I guess AR will make the list tomorrow, and the Nigerian Assassin will be in Friday's top 10
1. Which player ranked from 30 to 100 has the best chance of significantly outperforming his ranking?
Ben Golliver: Anthony Davis (No. 41). The Pelicans’ 20-year-old big man hits a number of key criteria to leap ahead of current reasonable expectations: He’s young, he’s already productive, his playing time should increase, his team should be better than it was last year and there are no obvious impediments to his growth. Even though I think our ranking showed him a significant amount of respect, given that he has played fewer than 1,900 NBA minutes, there’s a reasonable chance that Davis is a sexy pick among number crunchers for the 2014 All-Star team. A spot in the top 25, maybe even the top 20, heading into the 2014-15 season is also within reach.
How quickly the Pelicans can get into the playoff mix will help determine when Davis starts to receive national recognition, but it doesn’t take a lot of digging to realize that he’s on the fast track.
Consider this: Davis posted a Player Efficiency Rating (PER) of 21.7 and a Win Shares of 6.1 during his age-19 season (yes, it should be noted that he missed almost a quarter of the season with various injuries). Basketball-Reference’s database indicates that no one else has ever done that at age 19. When you start relaxing the standards — lowering the PER and Win Shares thresholds — the names that come up are a who’s who list of perennial All-Stars and future Hall of Famers: LeBron James, Kobe Bryant, Carmelo Anthony and Chris Bosh. If you relax the age standard to determinewhich rookies have posted his PER/Win Shares combination, that list of 17 players includes Wilt Chamberlain, Michael Jordan, Kareem Abdul-Jabbar, Oscar Robertson, Tim Duncan, Shaquille O’Neal and David Robinson.
That heady company suggests that Davis is primed to enjoy a leap — a major one — soon. Will it be this season? Will it be next season? We all eagerly wait for that answer.
3. Which player ranked from 30 to 100 is the most volatile? In other words, which player has the highest ceiling above his ranking while also possessing serious crash-and-burn potential?
Mahoney: Tyreke Evans (No. 65). There are a number of good candidates to pick from beyond Bynum (who rather easily takes the lead on this question), but I’m inclined to examine the full range of possibilities for Evans. Despite career averages of 18 points, five assists, and 4.9 rebounds per 36 minutes, Evans has never registered a positive on-court impact by way of regularized adjusted plus-minus, and only once (in four years) improved his team’s overall performance in his on/off splits. For all of his evident talent, there’s just limited data to support the notion that what Evans does on the floor actually turns out to be a positive for his team.

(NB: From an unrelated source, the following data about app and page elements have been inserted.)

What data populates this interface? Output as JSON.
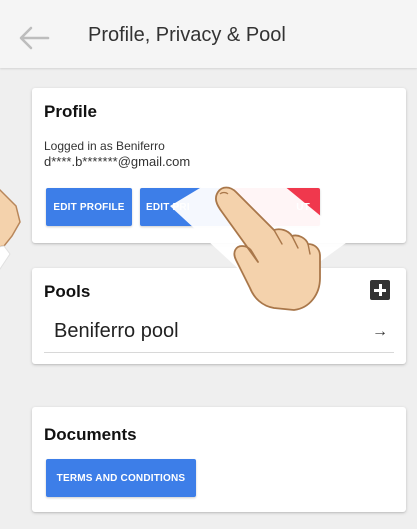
{
  "header": {
    "title": "Profile, Privacy & Pool",
    "back_icon": "arrow-left-icon"
  },
  "profile": {
    "title": "Profile",
    "logged_in": "Logged in as  Beniferro",
    "email": "d****.b*******@gmail.com",
    "buttons": {
      "edit_profile": "EDIT PROFILE",
      "edit_privacy": "EDIT PRI",
      "logout": "UT"
    }
  },
  "pools": {
    "title": "Pools",
    "add_icon": "plus-square-icon",
    "items": [
      {
        "name": "Beniferro pool",
        "arrow": "→"
      }
    ]
  },
  "documents": {
    "title": "Documents",
    "terms_button": "TERMS AND CONDITIONS"
  },
  "colors": {
    "primary_button": "#3d7ee8",
    "danger_button": "#f0384d",
    "card_background": "#ffffff",
    "page_background": "#efefef"
  }
}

His style of play more or less confirms the premise; Evans can be a bit of a ball hog even at his most productive, employs a fairly blunt driving style, doesn’t cut consistently enough when not in control and isn’t a good perimeter defender. Evans puts up some impressive numbers, but former Kings coaches Paul Westphal and Keith Smart were never able to find the optimal balance in his role and abilities.
I’m optimistic that Monty Williams might have better luck figuring out Evans in New Orleans, largely because Davis, Jrue Holiday, Ryan Anderson, and Eric Gordon form a well-rounded support staff. If all clicks into place, it’s entirely possible that Evans could be underrated here. Few players are capable of contributing across the board as he does, and a fresh start with a new team could go a long way toward unlocking his potential. But our ranking could also wind up as a rosy projection for such a peculiar player — a talent that remains unsolved after various roles in four seasons.